August-  The interment of my father-in-law’s remains, in Arlington National Cemetery, brought me back to the East Coast, at the beginning of the month, for four days.

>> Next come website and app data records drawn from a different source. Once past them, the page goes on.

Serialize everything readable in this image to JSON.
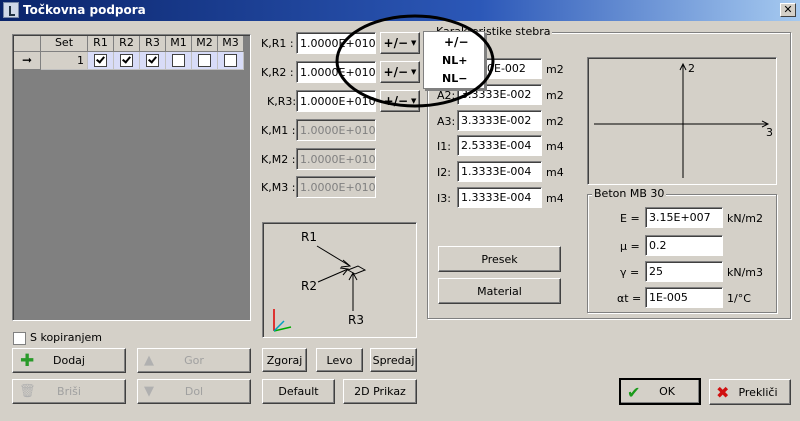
{
  "window": {
    "title": "Točkovna podpora",
    "close": "✕"
  },
  "grid": {
    "headers": [
      "Set",
      "R1",
      "R2",
      "R3",
      "M1",
      "M2",
      "M3"
    ],
    "row": {
      "indicator": "➞",
      "set": "1",
      "checks": [
        true,
        true,
        true,
        false,
        false,
        false
      ]
    }
  },
  "left": {
    "copy_label": "S kopiranjem",
    "add_label": "Dodaj",
    "up_label": "Gor",
    "delete_label": "Briši",
    "down_label": "Dol"
  },
  "springs": [
    {
      "label": "K,R1 :",
      "value": "1.0000E+010",
      "enabled": true
    },
    {
      "label": "K,R2 :",
      "value": "1.0000E+010",
      "enabled": true
    },
    {
      "label": "K,R3:",
      "value": "1.0000E+010",
      "enabled": true
    },
    {
      "label": "K,M1 :",
      "value": "1.0000E+010",
      "enabled": false
    },
    {
      "label": "K,M2 :",
      "value": "1.0000E+010",
      "enabled": false
    },
    {
      "label": "K,M3 :",
      "value": "1.0000E+010",
      "enabled": false
    }
  ],
  "type_button": {
    "label": "+/−"
  },
  "popup": {
    "items": [
      "+/−",
      "NL+",
      "NL−"
    ]
  },
  "diagram": {
    "labels": {
      "r1": "R1",
      "r2": "R2",
      "r3": "R3"
    }
  },
  "view_buttons": {
    "top": "Zgoraj",
    "left": "Levo",
    "front": "Spredaj",
    "default": "Default",
    "view2d": "2D Prikaz"
  },
  "section": {
    "title": "Karakteristike stebra",
    "props": [
      {
        "label": "",
        "value": "00E-002",
        "unit": "m2"
      },
      {
        "label": "A2:",
        "value": "3.3333E-002",
        "unit": "m2"
      },
      {
        "label": "A3:",
        "value": "3.3333E-002",
        "unit": "m2"
      },
      {
        "label": "I1:",
        "value": "2.5333E-004",
        "unit": "m4"
      },
      {
        "label": "I2:",
        "value": "1.3333E-004",
        "unit": "m4"
      },
      {
        "label": "I3:",
        "value": "1.3333E-004",
        "unit": "m4"
      }
    ],
    "presek_label": "Presek",
    "material_label": "Material",
    "axes": {
      "y": "2",
      "x": "3"
    }
  },
  "material": {
    "title": "Beton MB 30",
    "props": [
      {
        "label": "E =",
        "value": "3.15E+007",
        "unit": "kN/m2"
      },
      {
        "label": "μ =",
        "value": "0.2",
        "unit": ""
      },
      {
        "label": "γ =",
        "value": "25",
        "unit": "kN/m3"
      },
      {
        "label": "αt =",
        "value": "1E-005",
        "unit": "1/°C"
      }
    ]
  },
  "footer": {
    "ok_label": "OK",
    "cancel_label": "Prekliči"
  }
}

This was the least a grateful nation could do for him.  I also visited several war-related places on the National Mall, and the 9/11 Memorial west of the Pentagon.

In a rustic camp, west of Prescott, a group of us formed a well-running team, serving Slow Food Prescott’s 50-Mile Dinner,consisting entirely of ingredients from within a fifty-mile radius of our town.

September- In the middle of the month, I drove from Prescott to Salt Lake City, for an annual convention.  Staying in a cheap, Baha’i-owned motel and scrimping where I could, got me through this time, and still I got a  lot out of the convention itself.  Driving all the way back home, in one fell swoop, though, is probably something I would prefer to avoid in the future.

October-  There is very little I won’t do for my son, the only responsibility I really still have, outside of self-care.  When he called, in July, and said I was on the list to take part in the ship’s return cruise, from Honolulu to San Diego, I got the paper work done, made flight arrangements to Honolulu, and enjoyed  1 1/2 days in that exquisite city.  Waikiki, Iolani Palace and Pearl Harbor were each every bit as fascinating as others had said.  The cruise itself was 6 1/2 days, and I learned much about day-to-day shipboard life and about the many hues of blue and aquamarine that are visible from the deck.  After a short few days in San Diego and Crystal Cove State Beach, I drove home, exhausted and just wanting to be in Prescott again.

November-  The month was quiet, until  Thanksgiving weekend.  I went back to San Diego, enjoyed the holiday with Aram and a friend, in Julian, and celebrated my 64th, in low-key fashion, visiting La Jolla and enjoying a Korean lunch.

December- Western New Mexico was where Penny and I first met, 34 years ago, in the Pueblo of Zuni.  I had a salubrious visit to some of our old favourite spots:  El Morro National Monument, with ancient Puebloan ruins and petroglyphs/inscriptions of several time periods and Bosque del Apache National Wildlife Refuge, with its myriad sandhill cranes and raptors.  The town of Truth or Consequences, named for a 1940’s and ’50’s radio/TV show, was a lovely revelation.  Its Old Town, centered around the original hot springs resorts, kept me fascinated to the point where my original plan, of visiting the Gila Cliff Dwellings, was put off until another date.  Paying respects to the Apache chief Cochise was accomplished, as was Christmas Eve and Day with some friends who had moved to the Tucson area, from Oklahoma.  The 30th annual Grand Canyon Baha’i Conference was a fitting end to this most filling of years. We got eight inches of snow, on New Year’s Eve.  I rang in the new, by watching Prescott’s midnight fireworks, from my front porch.